Similarly, do it for the other eye bone.
Now select the eyeballs. We made them a separate object in the previous part of the tutorial, and now we'll further make each ball a separate object. With the eyeballs selected, press TAB to enter into Edit mode.
Select one eyeball, press P and click on Selection to make the selected vertices a separate object.
Select the left eyeball and then hold Shift to select the left eye bone (eyebone.l). The armature must be in the Pose mode. Press Control-P and select Bone to make the bone a parent. Now the eyeball is assigned to the bone.
Similarly, parent the right eye bone to the right eyeball.
Now we can see that the eyeballs follow the tracking bones.
Lets create one more parent bone which can govern both of the tracking bones, so that we only need to move one and the rest will follow. With the Armature selected, press TAB to enter Edit mode. Click at the center of Armature to move the 3D cursor to the center. In a side view click near the tracking bone.
Press Shift-A to add a new bone. Make sure it's in the center of the tracking bones, and name it eyecontrol.
Select the two bones first and then select the new eyecontrol bone. Press Control-P to make it the parent bone, and select keep Offset to keep the current position.
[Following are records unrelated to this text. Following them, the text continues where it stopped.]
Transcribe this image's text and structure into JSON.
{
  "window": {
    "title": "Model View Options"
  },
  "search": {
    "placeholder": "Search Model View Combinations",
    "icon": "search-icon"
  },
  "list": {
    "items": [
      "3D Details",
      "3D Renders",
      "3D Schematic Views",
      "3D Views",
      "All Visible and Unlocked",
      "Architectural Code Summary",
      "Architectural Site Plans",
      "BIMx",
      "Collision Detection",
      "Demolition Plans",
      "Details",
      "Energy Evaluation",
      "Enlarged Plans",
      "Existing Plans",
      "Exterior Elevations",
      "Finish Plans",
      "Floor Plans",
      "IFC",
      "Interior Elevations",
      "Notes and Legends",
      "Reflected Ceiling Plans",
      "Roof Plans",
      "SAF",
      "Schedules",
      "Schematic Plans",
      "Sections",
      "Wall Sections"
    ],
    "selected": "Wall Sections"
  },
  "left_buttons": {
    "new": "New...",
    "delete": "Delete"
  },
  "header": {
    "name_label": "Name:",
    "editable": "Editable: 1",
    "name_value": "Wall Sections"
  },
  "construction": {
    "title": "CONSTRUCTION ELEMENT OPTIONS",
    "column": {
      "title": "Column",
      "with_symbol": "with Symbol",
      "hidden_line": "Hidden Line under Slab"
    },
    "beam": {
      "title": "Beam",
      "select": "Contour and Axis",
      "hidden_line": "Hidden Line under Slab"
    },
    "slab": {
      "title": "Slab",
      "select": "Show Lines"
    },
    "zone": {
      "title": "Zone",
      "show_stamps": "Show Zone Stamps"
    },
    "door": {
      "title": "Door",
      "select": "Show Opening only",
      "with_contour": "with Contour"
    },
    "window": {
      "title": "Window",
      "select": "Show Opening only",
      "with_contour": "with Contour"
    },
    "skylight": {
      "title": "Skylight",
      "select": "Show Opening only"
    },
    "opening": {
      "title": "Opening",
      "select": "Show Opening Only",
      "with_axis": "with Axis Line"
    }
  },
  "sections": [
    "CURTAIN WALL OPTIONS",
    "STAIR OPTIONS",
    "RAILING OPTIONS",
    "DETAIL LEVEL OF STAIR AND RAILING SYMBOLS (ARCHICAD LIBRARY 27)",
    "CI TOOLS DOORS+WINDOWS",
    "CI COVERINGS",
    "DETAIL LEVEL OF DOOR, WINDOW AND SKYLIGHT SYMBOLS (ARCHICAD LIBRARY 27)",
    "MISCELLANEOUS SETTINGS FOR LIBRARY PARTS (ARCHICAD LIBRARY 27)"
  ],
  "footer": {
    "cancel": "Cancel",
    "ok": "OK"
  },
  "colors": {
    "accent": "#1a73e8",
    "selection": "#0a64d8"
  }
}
Now select the eyecontrol bone and then select the Head bone. Press Control P to make the head the parent. Select Keep Offset.
Press Control-TAB to enter into Pose mode. Now by moving only the eyecontrol bone we can move both eye track bones. And when you need to tweak the eyes individually, you can still move them using the individual eye track bones.
Create a new object and give the bone a custom shape.
Switch to Object mode and add a new Plane, then delete two of its vertices to make a line.
Place the object near the phonemes controllers (in Object mode) and duplicate the lines (in Edit mode) as shown in the next image. You can also add text beside each of them.
Set the Head bone as their parent. Select the new object, the text objects and then the Head bone, press Control-P and select Bone.
Our basic face rig is now ready.
Subscribe below and we’ll send you a weekly email summary of all new 3D & Motion Graphics tutorials. Never miss out on learning about the next big thing.Update me weekly
Envato Tuts+ tutorials are translated into other languages by our community members—you can be involved too!Translate this post